Agricultural department workers wearing protective suits have eradicated the first nest of giant "murder hornets" discovered in the United States, vacuuming them out of a tree in Washington state.
The nest of Asian giant hornets was found on Thursday by Washington State Department of Agriculture (WSDA) entomologists on a property in Blaine, near the border with Canada, the agency said.
They spent weeks searching for the nest, trapping hornets and tracking them, using dental floss to tie tiny radio trackers on the insects, which are nearly 2 inches (5 centimeters) in length and have a painful sting.
Before dawn on Saturday, a team of workers dressed from head to toe in protective suits vacuumed the insects out of their nest in the cavity of a dead tree.
"Got 'em. Vacuumed out several #AsianGiantHornets from a tree cavity near Blaine this morning," the state agriculture department said on Twitter later Saturday, along with a video showing a mass of hornets in a transparent container.

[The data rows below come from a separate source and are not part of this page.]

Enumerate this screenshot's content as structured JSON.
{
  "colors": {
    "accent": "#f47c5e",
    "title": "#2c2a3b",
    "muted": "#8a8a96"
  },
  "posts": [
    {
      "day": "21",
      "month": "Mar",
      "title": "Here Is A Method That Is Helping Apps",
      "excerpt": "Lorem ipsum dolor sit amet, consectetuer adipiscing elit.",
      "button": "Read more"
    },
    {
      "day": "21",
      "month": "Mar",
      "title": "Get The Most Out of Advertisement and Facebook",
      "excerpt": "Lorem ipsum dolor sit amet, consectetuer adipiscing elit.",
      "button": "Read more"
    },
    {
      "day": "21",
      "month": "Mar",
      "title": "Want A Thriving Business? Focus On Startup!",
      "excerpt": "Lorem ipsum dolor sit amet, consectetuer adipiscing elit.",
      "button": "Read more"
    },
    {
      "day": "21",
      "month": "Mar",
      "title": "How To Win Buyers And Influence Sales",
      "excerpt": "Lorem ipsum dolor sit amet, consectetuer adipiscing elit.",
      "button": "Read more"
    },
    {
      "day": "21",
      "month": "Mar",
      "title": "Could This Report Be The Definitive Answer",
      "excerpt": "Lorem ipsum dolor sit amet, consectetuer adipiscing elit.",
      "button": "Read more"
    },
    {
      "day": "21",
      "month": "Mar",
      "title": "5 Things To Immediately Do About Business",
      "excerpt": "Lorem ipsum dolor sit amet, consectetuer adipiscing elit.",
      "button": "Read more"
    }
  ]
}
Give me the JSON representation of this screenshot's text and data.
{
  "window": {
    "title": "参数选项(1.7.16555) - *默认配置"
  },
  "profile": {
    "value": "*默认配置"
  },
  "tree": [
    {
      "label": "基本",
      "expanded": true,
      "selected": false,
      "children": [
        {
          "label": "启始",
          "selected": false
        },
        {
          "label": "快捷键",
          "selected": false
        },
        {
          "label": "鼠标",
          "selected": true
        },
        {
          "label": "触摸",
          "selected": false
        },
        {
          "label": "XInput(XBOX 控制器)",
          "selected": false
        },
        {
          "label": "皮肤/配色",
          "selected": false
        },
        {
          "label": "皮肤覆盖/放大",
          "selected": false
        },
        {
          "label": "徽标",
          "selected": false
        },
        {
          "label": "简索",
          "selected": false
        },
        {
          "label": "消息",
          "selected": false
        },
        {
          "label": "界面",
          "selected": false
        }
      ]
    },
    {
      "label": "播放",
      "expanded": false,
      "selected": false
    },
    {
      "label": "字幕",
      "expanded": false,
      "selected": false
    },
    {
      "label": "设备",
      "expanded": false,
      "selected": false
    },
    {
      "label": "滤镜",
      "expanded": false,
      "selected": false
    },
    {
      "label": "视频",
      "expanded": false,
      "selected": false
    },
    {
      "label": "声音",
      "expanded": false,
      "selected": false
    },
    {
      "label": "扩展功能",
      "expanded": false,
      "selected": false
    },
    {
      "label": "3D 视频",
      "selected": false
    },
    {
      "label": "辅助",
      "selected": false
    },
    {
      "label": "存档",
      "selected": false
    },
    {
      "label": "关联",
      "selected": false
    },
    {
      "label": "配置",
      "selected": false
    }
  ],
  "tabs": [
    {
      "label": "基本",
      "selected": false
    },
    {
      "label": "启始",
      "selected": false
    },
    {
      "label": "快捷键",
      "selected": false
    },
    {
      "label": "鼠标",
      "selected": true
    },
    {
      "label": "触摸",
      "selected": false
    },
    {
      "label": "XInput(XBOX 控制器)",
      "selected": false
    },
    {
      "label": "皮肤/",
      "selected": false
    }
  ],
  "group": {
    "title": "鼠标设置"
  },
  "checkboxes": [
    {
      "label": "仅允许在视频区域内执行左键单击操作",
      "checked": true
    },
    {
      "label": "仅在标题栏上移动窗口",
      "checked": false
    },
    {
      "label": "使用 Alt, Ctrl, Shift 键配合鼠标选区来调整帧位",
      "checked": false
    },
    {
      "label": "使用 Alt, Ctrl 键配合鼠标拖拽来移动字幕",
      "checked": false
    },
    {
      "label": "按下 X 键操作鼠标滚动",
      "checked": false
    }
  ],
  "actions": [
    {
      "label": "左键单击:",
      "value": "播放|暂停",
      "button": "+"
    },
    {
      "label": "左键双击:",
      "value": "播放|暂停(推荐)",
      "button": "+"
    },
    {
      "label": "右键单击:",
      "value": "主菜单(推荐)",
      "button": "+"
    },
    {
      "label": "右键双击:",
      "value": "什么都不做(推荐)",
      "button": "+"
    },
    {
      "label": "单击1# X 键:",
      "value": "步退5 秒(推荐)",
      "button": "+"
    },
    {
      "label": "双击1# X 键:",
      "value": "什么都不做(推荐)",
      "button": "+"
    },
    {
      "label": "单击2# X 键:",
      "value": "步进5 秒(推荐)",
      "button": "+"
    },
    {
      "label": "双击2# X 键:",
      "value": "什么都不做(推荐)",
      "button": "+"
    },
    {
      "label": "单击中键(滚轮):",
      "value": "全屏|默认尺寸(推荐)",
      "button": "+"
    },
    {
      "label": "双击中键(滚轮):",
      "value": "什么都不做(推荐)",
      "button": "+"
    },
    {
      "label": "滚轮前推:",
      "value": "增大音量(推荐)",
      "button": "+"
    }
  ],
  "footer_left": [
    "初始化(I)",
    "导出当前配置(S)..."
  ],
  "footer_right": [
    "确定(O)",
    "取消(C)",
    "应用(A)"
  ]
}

It said the removal of the nest appeared to have been successful and more details would be provided at a press conference on Monday.
Scientists in Washington state have been actively searching for the Asian giant hornet since the first such insect was detected in December 2019 and after one of the wasps was trapped in July in Whatcom County, where Blaine is located. Canada also found Asian giant hornets in two locations in neighboring British Columbia.
Several more of the invasive pest not native to the U.S. were subsequently caught, all in the same region.
The WSDA believes there was a good chance that there are more nests, and "stopping this cold is very crucial," said Sven Spichiger, an entomologist with WSDA, during a press conference on Friday.
"If it becomes established, this hornet will have negative impacts on the environment, economy, and public health of Washington state," the WSDA said.
It is unclear how the hornets arrived in the U.S.
Scientists warn that unless the insect is eliminated in the next couple of years, it could spread in North America and become permanently established.
The hornets, which are native to East Asia and Japan, usually don't attack people but are known for decimating honeybee colonies.
The hornets slaughter honeybees by biting their heads off and then occupy the bee nests for up to a week or more, feeding on the pupae and larvae.
In Japan, where the insects are hunted and eaten, some 30 to 50 people die each year from their venomous and excruciating sting.